CMMI’s “New Direction” Points to the Future of Bundled Payments
In a September commentary in the Wall Street Journal, Seema Verma, the administrator of the Centers for Medicare & Medicaid Services (CMS), called for a “new direction” for the Center for Medicare & Medicaid Innovation (CMMI). The proclamation sparked many questions, perhaps most notably the following one: What is the future of value-based care, and what tools and payment models will organizations be able to leverage?
CMS’s recent request for information (RFI) supports Verma’s announcement and confirms that more inclusive, innovative care models, including bundled payments, are the future of health care.
Although the comment period for the RFI has ended, providers should be encouraged by the tone of the RFI and other communications from CMS regarding the “new direction” as the agency reiterates a commitment to bring more providers into the fold of innovative care.
Embracing Bundled Payments

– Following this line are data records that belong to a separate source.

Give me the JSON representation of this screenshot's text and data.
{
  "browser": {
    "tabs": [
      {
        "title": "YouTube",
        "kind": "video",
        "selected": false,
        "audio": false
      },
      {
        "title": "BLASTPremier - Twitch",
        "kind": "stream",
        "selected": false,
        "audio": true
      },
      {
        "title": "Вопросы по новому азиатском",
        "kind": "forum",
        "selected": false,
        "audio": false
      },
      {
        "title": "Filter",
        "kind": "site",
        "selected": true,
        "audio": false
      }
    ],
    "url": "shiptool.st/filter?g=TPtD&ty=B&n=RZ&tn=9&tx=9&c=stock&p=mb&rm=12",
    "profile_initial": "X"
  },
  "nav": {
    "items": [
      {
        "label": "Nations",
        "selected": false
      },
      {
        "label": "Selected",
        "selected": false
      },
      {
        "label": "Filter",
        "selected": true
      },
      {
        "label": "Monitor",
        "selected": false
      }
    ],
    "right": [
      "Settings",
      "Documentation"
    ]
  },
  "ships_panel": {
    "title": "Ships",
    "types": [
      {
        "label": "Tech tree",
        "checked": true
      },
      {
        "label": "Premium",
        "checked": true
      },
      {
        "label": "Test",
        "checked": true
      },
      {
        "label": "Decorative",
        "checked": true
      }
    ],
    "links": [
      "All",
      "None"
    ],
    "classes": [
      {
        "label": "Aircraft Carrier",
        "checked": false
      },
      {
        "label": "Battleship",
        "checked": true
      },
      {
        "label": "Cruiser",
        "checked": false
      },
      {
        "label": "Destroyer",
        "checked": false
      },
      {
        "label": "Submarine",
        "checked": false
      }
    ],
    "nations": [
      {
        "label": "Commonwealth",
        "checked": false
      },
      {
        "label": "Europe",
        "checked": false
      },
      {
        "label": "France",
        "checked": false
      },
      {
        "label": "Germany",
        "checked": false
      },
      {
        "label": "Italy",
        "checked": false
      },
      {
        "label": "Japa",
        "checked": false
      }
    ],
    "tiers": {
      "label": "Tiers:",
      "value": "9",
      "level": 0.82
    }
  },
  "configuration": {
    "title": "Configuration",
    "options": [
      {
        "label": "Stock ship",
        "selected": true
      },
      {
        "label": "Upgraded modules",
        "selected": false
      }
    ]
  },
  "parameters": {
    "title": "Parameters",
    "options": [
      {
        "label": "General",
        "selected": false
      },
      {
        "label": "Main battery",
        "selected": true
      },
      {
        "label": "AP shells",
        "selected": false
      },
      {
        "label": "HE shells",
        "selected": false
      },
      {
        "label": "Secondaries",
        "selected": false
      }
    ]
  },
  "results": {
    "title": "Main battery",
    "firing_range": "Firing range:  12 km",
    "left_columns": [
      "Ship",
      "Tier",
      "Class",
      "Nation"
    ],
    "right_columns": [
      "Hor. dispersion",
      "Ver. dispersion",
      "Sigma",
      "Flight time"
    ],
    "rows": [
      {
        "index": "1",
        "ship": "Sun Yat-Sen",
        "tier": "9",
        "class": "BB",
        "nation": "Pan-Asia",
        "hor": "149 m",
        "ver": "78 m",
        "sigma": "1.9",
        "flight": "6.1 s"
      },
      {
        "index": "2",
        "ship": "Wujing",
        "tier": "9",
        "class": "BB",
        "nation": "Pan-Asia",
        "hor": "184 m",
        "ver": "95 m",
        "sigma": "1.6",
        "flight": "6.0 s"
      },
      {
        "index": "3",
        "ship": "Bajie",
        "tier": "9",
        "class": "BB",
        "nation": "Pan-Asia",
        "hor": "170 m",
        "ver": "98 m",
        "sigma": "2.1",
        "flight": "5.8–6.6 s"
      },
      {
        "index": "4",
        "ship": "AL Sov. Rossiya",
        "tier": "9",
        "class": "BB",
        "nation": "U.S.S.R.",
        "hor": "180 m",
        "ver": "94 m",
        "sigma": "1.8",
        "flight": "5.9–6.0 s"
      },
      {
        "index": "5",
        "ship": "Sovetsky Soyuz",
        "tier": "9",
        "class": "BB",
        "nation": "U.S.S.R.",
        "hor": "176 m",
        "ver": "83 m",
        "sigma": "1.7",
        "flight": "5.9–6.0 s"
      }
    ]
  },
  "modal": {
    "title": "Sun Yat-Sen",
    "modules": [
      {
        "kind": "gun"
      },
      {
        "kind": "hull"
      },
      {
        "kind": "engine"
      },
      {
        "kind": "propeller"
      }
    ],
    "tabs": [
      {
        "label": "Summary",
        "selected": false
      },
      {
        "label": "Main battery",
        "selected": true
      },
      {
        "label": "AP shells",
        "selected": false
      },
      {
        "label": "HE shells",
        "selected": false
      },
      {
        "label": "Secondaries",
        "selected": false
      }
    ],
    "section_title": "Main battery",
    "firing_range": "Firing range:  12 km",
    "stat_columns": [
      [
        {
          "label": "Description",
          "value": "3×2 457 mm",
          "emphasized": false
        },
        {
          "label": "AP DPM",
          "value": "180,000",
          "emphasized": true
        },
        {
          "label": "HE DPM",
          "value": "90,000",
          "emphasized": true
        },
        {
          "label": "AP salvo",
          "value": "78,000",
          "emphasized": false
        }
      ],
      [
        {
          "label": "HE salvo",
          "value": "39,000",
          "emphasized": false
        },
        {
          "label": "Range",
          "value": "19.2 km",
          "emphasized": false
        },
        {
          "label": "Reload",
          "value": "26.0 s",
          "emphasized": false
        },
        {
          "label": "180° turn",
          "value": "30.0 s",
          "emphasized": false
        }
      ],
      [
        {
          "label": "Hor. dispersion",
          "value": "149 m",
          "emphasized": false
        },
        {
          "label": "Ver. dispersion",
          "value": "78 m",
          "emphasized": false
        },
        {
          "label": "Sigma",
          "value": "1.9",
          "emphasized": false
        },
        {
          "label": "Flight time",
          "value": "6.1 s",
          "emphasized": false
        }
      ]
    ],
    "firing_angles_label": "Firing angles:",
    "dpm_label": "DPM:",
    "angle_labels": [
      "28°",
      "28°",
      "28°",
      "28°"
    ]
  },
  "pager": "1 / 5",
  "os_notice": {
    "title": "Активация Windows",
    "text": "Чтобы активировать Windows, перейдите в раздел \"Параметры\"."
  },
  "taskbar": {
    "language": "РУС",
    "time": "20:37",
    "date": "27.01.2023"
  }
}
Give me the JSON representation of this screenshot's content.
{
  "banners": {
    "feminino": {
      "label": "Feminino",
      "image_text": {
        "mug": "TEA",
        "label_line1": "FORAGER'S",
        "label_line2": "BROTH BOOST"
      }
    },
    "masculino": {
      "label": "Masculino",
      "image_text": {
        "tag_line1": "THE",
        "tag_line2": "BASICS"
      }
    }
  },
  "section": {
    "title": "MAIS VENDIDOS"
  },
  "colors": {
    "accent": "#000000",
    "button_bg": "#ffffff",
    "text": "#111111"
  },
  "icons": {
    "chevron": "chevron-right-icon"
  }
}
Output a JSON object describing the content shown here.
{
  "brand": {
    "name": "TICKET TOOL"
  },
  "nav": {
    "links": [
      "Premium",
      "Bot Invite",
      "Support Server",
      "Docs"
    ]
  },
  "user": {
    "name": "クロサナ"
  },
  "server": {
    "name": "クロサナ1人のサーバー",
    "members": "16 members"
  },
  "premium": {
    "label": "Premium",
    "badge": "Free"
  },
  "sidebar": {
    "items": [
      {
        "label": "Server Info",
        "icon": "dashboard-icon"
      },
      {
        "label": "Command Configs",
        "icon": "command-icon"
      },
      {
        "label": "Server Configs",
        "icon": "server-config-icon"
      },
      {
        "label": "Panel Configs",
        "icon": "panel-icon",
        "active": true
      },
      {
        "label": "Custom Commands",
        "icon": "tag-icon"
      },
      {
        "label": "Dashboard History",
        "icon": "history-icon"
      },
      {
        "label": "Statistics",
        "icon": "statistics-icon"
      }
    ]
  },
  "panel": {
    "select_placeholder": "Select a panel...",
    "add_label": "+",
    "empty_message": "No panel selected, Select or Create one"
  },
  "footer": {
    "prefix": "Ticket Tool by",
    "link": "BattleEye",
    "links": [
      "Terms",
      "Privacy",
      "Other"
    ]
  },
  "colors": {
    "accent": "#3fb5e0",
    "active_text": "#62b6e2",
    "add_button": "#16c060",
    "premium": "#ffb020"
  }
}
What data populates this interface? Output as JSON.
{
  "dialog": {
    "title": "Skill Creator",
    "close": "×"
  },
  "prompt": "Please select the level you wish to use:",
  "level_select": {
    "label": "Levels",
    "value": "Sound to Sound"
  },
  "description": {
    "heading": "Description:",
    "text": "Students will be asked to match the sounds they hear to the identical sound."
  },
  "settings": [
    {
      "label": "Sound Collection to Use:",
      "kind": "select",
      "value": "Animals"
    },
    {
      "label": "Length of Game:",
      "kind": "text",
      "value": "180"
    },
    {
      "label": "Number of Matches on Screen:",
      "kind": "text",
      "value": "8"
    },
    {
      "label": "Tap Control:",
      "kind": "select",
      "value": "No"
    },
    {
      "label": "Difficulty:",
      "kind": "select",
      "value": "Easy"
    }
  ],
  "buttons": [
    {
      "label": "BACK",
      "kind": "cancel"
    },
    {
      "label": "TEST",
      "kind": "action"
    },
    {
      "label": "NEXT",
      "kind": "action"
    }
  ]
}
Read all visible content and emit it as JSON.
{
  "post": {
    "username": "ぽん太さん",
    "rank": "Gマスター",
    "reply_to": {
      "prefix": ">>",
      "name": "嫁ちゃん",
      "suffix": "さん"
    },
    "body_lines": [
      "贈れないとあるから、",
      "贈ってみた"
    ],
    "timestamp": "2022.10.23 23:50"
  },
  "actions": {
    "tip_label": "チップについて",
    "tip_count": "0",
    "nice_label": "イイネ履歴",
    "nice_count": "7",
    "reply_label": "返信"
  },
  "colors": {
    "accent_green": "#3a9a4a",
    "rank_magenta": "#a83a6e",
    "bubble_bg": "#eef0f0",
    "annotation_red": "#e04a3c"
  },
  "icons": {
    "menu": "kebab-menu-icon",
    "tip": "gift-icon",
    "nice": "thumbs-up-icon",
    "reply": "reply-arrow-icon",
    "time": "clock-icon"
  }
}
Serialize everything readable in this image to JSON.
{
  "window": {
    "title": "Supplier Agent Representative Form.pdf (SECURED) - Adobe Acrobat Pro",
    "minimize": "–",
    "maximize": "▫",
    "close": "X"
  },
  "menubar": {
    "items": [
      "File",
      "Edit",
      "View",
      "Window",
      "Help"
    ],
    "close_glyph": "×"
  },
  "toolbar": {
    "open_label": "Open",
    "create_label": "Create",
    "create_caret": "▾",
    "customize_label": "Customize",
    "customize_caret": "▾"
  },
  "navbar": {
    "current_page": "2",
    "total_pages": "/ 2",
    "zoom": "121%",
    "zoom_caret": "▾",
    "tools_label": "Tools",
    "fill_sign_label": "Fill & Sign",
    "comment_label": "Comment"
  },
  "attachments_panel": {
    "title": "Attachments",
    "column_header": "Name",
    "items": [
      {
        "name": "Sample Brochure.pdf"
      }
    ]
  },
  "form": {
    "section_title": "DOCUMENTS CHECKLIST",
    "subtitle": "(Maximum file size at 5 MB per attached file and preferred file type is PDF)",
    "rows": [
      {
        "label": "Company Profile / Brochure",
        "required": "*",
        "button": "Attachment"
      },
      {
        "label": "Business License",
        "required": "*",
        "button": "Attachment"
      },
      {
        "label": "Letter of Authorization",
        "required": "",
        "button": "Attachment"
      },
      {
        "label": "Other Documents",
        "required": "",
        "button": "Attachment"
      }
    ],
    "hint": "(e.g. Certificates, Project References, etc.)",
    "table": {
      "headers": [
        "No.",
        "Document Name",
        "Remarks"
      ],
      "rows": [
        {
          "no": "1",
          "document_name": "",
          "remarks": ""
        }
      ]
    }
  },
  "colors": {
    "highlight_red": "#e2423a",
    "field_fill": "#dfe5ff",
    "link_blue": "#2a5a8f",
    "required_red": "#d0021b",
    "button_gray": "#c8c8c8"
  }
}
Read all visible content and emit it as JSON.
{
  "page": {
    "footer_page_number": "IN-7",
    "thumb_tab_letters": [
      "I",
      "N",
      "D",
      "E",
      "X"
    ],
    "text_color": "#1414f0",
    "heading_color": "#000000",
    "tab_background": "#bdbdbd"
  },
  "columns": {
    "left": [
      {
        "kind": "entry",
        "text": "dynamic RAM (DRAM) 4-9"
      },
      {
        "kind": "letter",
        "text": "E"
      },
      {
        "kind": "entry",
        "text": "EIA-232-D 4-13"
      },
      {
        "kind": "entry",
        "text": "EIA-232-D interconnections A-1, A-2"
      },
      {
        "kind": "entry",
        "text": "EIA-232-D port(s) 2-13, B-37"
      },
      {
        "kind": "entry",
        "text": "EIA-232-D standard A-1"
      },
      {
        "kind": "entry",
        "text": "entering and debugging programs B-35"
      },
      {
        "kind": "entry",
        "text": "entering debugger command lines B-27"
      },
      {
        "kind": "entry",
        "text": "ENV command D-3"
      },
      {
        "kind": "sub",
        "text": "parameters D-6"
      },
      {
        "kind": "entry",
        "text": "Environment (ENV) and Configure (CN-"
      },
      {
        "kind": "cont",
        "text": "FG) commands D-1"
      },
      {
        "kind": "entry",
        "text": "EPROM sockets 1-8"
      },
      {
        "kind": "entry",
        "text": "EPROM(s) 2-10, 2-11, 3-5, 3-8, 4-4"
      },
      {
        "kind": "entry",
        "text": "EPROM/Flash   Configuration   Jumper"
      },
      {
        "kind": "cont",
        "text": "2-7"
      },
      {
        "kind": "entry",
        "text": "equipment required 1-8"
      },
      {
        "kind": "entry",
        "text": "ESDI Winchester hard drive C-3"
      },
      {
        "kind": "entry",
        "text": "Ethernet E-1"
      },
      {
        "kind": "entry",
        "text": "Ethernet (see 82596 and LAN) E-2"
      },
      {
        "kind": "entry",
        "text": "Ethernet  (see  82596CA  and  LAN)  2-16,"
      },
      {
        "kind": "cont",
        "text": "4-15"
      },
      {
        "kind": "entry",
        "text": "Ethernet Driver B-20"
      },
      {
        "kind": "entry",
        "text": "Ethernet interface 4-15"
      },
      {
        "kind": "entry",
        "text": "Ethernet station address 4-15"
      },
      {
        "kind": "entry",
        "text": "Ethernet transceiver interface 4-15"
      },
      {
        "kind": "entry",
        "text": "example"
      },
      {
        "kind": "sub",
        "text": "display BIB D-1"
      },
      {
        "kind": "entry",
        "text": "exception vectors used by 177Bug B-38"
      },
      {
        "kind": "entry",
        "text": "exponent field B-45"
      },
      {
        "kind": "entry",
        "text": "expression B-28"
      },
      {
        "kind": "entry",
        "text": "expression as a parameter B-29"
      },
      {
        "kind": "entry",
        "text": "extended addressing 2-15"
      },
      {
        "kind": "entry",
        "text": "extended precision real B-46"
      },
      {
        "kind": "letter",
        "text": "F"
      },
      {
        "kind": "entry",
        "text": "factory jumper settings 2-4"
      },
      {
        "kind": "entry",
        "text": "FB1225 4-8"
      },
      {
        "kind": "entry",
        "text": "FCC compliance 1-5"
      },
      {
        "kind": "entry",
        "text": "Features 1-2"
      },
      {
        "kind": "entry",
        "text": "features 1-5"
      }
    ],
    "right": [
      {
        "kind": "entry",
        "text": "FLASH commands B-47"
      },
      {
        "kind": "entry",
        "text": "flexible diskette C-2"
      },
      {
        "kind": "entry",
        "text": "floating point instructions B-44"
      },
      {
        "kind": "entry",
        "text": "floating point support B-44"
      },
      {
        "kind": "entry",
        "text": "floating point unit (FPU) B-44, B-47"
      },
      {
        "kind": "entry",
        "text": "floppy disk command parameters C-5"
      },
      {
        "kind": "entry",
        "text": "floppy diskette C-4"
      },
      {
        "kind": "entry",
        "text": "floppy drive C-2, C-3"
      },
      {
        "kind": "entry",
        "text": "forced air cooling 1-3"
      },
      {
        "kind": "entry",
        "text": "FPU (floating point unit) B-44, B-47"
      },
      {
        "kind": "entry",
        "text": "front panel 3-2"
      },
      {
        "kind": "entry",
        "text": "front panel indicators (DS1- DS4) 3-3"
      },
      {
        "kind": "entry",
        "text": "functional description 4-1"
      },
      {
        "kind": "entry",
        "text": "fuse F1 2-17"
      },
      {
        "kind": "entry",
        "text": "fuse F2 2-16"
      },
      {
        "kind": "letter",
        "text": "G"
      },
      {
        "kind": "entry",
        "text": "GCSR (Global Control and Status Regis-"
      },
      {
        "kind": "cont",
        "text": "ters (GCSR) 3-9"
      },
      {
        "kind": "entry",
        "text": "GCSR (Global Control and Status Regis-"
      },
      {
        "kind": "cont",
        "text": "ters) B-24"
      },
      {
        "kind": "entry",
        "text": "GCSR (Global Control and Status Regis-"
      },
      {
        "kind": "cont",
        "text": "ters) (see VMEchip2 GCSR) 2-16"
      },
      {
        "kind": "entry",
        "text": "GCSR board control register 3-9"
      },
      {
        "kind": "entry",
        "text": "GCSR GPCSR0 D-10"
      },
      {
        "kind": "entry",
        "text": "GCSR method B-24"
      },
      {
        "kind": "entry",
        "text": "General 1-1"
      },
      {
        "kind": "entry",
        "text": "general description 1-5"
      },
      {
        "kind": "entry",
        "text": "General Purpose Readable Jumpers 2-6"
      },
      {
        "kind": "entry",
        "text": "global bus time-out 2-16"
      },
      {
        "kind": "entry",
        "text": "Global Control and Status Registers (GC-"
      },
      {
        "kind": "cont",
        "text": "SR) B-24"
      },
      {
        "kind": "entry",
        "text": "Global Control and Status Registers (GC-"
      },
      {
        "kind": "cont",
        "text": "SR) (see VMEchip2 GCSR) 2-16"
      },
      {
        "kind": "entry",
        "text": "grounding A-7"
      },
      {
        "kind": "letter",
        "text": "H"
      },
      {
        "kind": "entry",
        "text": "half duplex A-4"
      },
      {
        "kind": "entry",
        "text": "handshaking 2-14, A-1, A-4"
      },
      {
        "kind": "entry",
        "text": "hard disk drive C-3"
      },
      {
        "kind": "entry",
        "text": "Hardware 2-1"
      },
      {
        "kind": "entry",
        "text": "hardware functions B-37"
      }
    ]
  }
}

The priorities outlined in the RFI provide insight into CMMI’s focus going forward. The first three items on the organization’s priority list are advanced alternative payment models (APMs), market-based innovations, and physician-driven specialty models. Bundled payments and value-based specialty networks directly support all these priorities by providing proven opportunities for cost reduction and quality improvement. As a result, bundled payments likely will continue to play an integral role in the structure and payment of health care.
The language included throughout the RFI also indicates that the move toward bundled payments will not be slowing anytime soon. Although CMS recently finalized cancellations of two mandatory bundles, bundled payments and episodes—particularly voluntary programs like the oncology care model—are reinforced several times throughout the RFI.
Physician- and Specialty-Driven Models
Notably, accountable care organizations (ACOs), hospitals, and primary care physicians are not mentioned at all in the RFI—a major shift in focus from an agency that once championed these care settings. This lack of inclusion may indicate that bundled payments not only will continue, but also will be underscored as viable paths for physicians’ success under the APM track. In addition to a shift in focus of providers, discussion in the RFI of the Physician-Focused Payment Model Technical Advisory Committee initiative, centered on developing physician-driven APMs, indicate that CMMI will be much more focused on specialty care and specialty physicians.
New Models Remain Imminent
CMMI’s priorities and language throughout the RFI signal that forthcoming programs, including the next generation of the Bundled Payments for Care Improvement (BPCI) initiative, will not be slowed by the agency’s shift. CMS indicated in a statement at the end of November that it is continuing to move full speed ahead with new models currently under development. The agencywide change in direction not only seems to align with the aims of current programs in development, but also reinforces them.
With CMS steering the healthcare industry in a new, physician-led direction, providers can stay ahead of payment reform with bundled payment programs. The changes happening at CMS should be heartening to physicians as they will be championed as leaders in the continued shift from fee-to-service to value-based care.
Dave Terry is CEO & Co-founder at Archway Health, Watertown, MA.